TASK TO CARRY OUT
In the records below, find every line with the word "time" and copy it.

GIVEN DATA
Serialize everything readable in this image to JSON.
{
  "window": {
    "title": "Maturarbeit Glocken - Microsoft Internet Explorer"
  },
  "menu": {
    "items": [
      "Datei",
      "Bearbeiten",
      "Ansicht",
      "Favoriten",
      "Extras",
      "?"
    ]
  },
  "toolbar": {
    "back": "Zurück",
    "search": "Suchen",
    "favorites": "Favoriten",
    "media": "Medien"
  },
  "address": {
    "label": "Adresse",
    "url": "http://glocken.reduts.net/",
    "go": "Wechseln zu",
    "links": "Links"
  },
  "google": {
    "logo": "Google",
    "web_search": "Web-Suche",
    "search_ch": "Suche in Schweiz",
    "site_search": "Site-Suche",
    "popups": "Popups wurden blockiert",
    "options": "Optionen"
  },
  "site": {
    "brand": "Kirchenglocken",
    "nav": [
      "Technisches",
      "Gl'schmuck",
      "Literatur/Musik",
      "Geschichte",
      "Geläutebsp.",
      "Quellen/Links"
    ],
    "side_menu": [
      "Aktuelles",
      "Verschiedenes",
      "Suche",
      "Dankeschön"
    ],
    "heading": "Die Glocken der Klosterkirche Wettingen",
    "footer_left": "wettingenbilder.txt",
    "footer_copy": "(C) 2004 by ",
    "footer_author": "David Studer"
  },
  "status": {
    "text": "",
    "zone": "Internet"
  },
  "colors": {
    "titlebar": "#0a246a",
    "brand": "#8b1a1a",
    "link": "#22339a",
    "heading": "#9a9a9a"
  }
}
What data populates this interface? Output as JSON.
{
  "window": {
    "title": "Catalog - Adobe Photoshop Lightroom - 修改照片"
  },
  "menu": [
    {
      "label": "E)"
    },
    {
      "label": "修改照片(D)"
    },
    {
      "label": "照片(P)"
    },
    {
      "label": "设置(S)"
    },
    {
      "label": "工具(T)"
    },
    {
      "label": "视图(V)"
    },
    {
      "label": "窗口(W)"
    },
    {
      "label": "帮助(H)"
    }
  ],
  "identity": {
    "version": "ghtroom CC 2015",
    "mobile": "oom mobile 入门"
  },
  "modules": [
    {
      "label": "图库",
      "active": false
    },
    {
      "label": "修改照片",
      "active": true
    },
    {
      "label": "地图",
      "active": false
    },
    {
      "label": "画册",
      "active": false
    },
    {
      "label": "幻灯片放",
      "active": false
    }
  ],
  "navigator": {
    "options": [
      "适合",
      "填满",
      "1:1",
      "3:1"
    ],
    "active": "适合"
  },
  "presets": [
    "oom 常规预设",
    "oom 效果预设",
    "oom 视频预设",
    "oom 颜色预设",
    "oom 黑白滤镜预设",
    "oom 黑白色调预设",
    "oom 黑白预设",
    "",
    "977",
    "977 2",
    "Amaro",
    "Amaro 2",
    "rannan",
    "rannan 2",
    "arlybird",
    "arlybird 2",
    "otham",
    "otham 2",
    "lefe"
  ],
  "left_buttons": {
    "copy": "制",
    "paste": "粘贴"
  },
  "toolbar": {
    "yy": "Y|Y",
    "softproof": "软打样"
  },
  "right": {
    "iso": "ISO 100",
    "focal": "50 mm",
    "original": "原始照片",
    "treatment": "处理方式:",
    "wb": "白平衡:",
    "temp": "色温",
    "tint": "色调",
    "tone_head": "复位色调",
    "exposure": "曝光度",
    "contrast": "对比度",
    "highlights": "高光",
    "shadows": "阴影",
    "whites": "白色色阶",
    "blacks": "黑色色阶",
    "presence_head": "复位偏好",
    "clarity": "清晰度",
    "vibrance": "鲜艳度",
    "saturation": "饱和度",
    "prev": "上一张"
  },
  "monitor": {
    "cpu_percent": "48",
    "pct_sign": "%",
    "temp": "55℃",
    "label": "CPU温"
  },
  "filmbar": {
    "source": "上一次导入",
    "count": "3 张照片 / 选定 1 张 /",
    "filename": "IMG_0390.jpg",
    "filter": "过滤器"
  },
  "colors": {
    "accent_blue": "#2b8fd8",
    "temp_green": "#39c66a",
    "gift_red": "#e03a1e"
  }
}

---

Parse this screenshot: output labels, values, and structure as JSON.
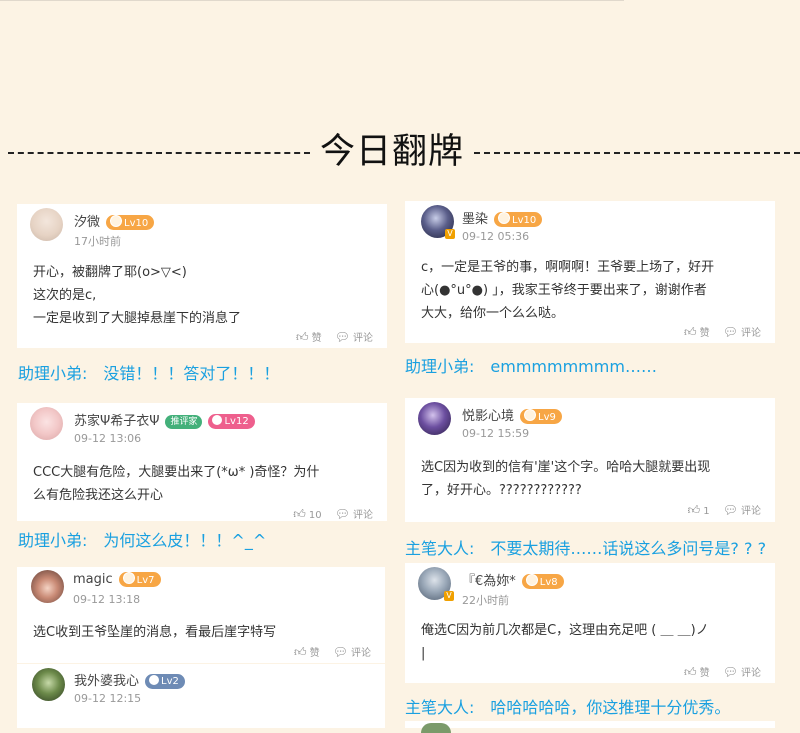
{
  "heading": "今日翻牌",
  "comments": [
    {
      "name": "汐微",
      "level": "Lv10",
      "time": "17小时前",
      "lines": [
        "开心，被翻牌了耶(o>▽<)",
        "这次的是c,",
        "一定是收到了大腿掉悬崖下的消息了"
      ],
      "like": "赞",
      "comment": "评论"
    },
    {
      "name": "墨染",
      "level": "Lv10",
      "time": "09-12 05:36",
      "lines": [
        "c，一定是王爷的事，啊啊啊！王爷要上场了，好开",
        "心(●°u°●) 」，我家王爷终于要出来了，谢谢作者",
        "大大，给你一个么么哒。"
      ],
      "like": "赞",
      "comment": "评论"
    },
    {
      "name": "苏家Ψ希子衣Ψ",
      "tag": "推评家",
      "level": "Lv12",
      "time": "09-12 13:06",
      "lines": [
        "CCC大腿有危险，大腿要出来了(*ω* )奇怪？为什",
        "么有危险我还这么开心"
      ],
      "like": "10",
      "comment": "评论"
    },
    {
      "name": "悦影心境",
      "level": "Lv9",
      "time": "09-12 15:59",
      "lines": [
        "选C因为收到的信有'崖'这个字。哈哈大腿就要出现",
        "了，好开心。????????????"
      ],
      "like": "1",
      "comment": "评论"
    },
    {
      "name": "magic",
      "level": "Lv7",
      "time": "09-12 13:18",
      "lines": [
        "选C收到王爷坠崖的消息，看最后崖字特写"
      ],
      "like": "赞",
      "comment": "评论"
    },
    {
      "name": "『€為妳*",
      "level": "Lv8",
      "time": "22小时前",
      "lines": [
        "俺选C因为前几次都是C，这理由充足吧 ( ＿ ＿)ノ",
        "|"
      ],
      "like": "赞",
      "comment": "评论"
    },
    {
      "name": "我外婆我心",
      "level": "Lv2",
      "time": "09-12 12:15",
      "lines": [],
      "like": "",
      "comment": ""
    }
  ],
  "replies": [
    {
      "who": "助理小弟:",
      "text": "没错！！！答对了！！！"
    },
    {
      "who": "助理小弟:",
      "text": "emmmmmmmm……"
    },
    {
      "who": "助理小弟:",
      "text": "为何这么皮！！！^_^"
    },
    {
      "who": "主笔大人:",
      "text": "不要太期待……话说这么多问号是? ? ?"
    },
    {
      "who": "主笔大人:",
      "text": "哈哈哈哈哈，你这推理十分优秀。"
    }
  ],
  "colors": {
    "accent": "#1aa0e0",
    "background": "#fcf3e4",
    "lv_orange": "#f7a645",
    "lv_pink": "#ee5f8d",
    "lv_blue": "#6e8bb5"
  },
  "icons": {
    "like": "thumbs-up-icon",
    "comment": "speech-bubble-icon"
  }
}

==

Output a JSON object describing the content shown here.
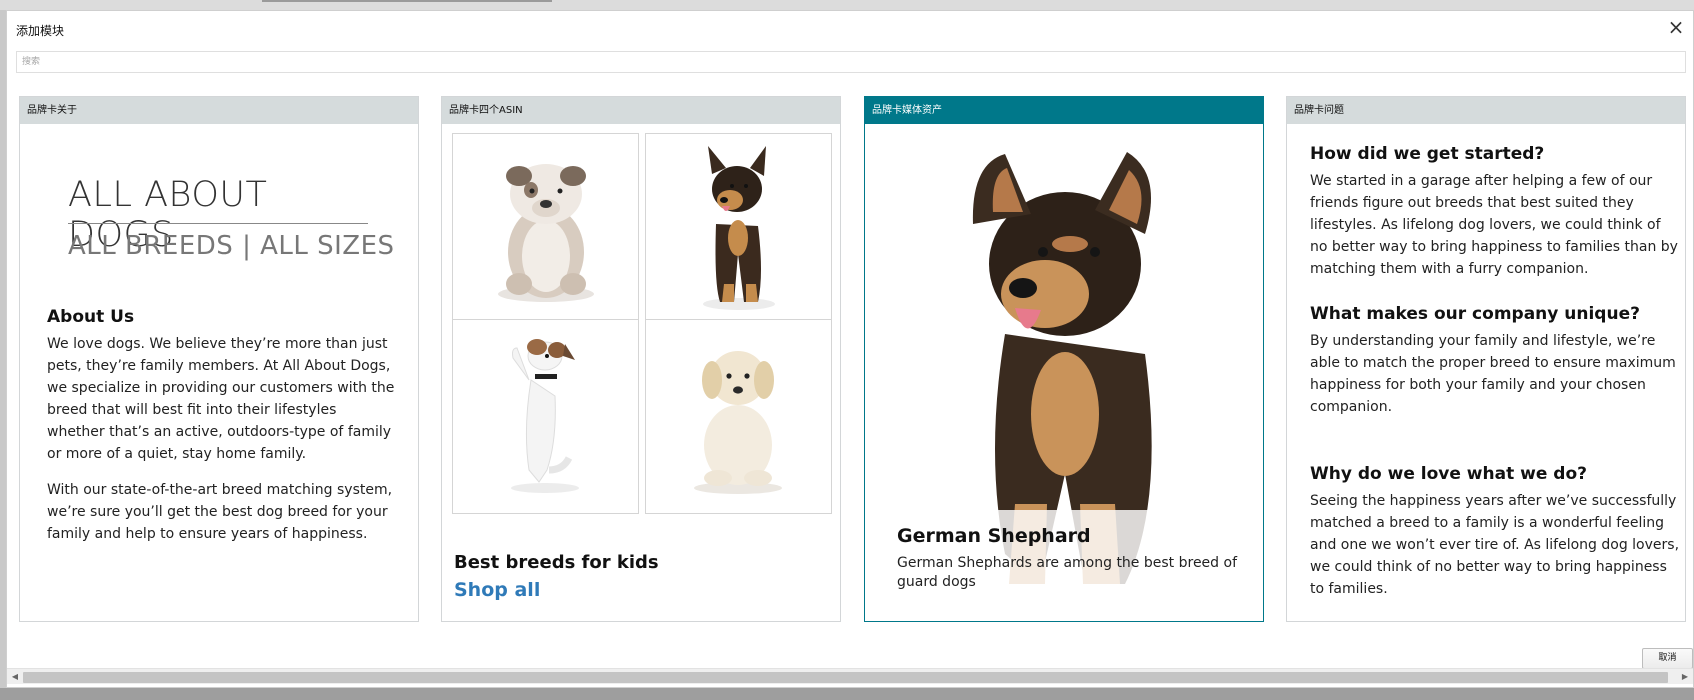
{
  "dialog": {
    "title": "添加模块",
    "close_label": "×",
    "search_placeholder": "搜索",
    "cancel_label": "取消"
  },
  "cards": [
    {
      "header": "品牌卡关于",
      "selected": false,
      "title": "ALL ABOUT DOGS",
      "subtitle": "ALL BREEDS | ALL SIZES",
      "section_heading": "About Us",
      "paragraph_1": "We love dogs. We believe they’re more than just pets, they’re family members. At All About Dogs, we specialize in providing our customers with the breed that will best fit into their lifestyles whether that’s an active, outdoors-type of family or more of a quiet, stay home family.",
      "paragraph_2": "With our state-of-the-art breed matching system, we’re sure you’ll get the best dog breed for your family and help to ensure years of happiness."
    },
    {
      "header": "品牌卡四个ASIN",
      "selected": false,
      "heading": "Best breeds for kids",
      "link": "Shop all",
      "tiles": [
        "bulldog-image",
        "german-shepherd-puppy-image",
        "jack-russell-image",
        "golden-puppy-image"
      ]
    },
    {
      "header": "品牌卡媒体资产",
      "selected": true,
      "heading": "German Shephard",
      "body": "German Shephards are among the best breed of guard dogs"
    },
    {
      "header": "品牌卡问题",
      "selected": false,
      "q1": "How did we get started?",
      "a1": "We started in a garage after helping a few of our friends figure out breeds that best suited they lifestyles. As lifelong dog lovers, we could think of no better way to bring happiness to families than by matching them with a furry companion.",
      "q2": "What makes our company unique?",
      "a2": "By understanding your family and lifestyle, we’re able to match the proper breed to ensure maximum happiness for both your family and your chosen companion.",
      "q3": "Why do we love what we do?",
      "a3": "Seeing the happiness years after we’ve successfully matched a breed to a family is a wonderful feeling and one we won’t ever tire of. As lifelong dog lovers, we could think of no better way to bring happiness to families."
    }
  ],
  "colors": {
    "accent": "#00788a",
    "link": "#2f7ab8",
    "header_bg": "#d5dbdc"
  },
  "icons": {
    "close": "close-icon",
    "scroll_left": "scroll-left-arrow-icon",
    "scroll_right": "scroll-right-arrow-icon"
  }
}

WRITTEN ANSWER
      "time": "17小时前",
      "time": "09-12 05:36",
      "time": "09-12 13:06",
      "time": "09-12 15:59",
      "time": "09-12 13:18",
      "time": "22小时前",
      "time": "09-12 12:15",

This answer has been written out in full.